These grants, loans and combination funds enable the federal government to partner with the private sector and rural communities to build modern broadband infrastructure in areas with insufficient Internet service. Insufficient service is defined as connection speeds of less than 10 Mbps download and 1 Mbps upload.

 

In April 2017, President Donald J. Trump established the Interagency Task Force on Agriculture and Rural Prosperity to identify legislative, regulatory, and policy changes that could promote agriculture and prosperity in rural communities. In January 2018, Secretary Perdue presented the Task Force’s findings to President Trump, which included 31 recommendations to align the federal government with state, local, and tribal governments to take advantage of opportunities that exist in rural America. Increasing investments in rural infrastructure is a key recommendation of the task force. To view the report in its entirety, please view the Report to the President of the United States from the Task Force on Agriculture and Rural Prosperity (PDF, 5.4 MB). In addition, to view the categories of the recommendations, please see the Rural Prosperity infographic (PDF, 190 KB).

 

USDA Rural Development provides loans and grants to help expand economic opportunities and create jobs in rural areas. This assistance supports infrastructure improvements; business development; housing; community facilities such as schools, public safety, and health care; and high-speed Internet access in rural areas. For more information, visit www.rd.usda.gov.

 

Wheat bulls, Chinese politics, and USDA formulas are all topics of discussion to start the week off on the Fontanelle Final Bell. Darrin Fessler, Lakefront Futures, looks at the wheat market at possible momentum and technical trading to the upside. Fessler notes that it’s unusual to see the Minneapolis wheat futures at a discount to Chicago wheat futures.

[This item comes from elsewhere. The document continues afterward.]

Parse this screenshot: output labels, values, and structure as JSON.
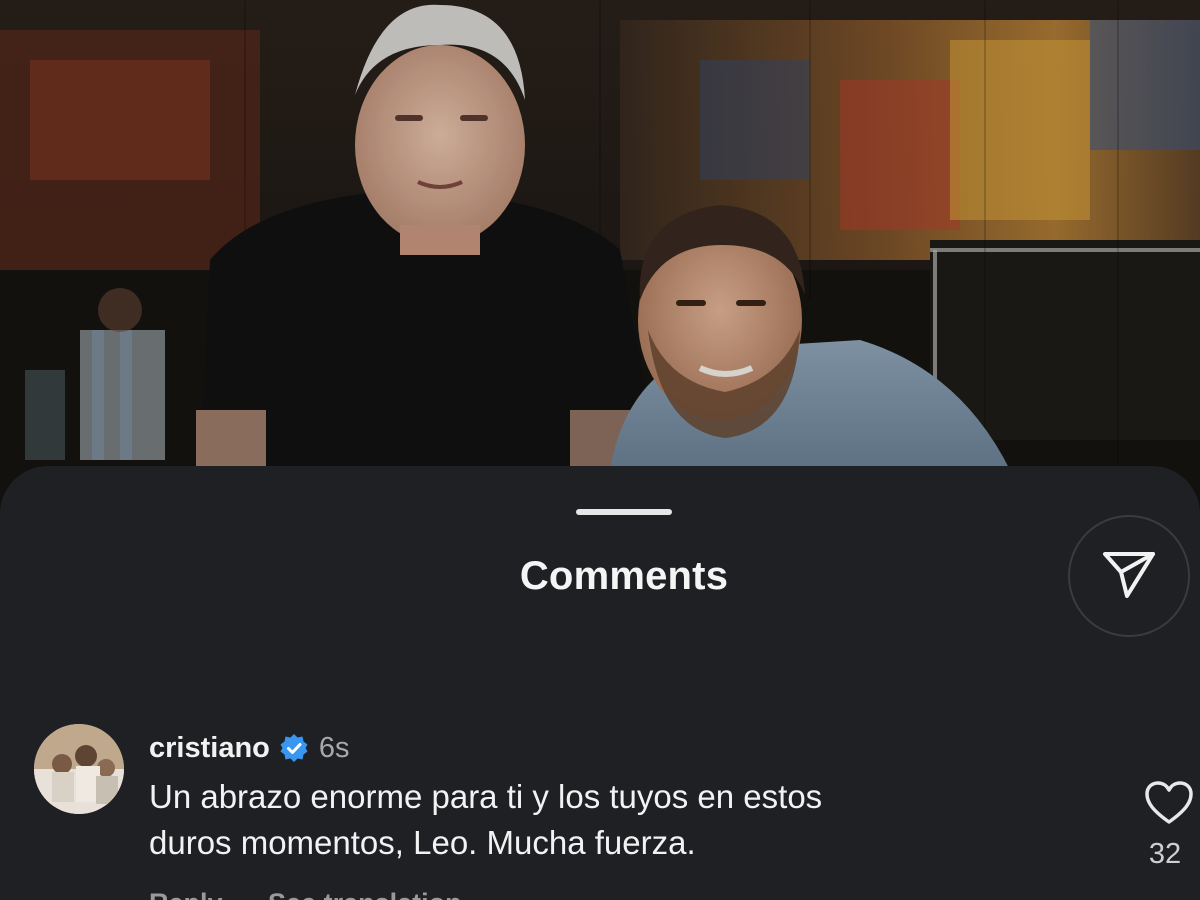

Following the weekend election results in Hong Kong Bejing may be feeling political pressure to get a Phase One Trade deal signed with the US.

Finally Fessler looks at how the USDA is currently formulating feed use in the US and if the latest cattle on feed report will have an impact on that formula.

Hong Kong, Bill in the Senate…how does that effect China Trade. Talks 3 b corn is still in the field, South American weather helping the crops.  USDA to continue crop progress reports into the near future.  Spread of ASF continues in China & beyond.  The need for food to feed those in China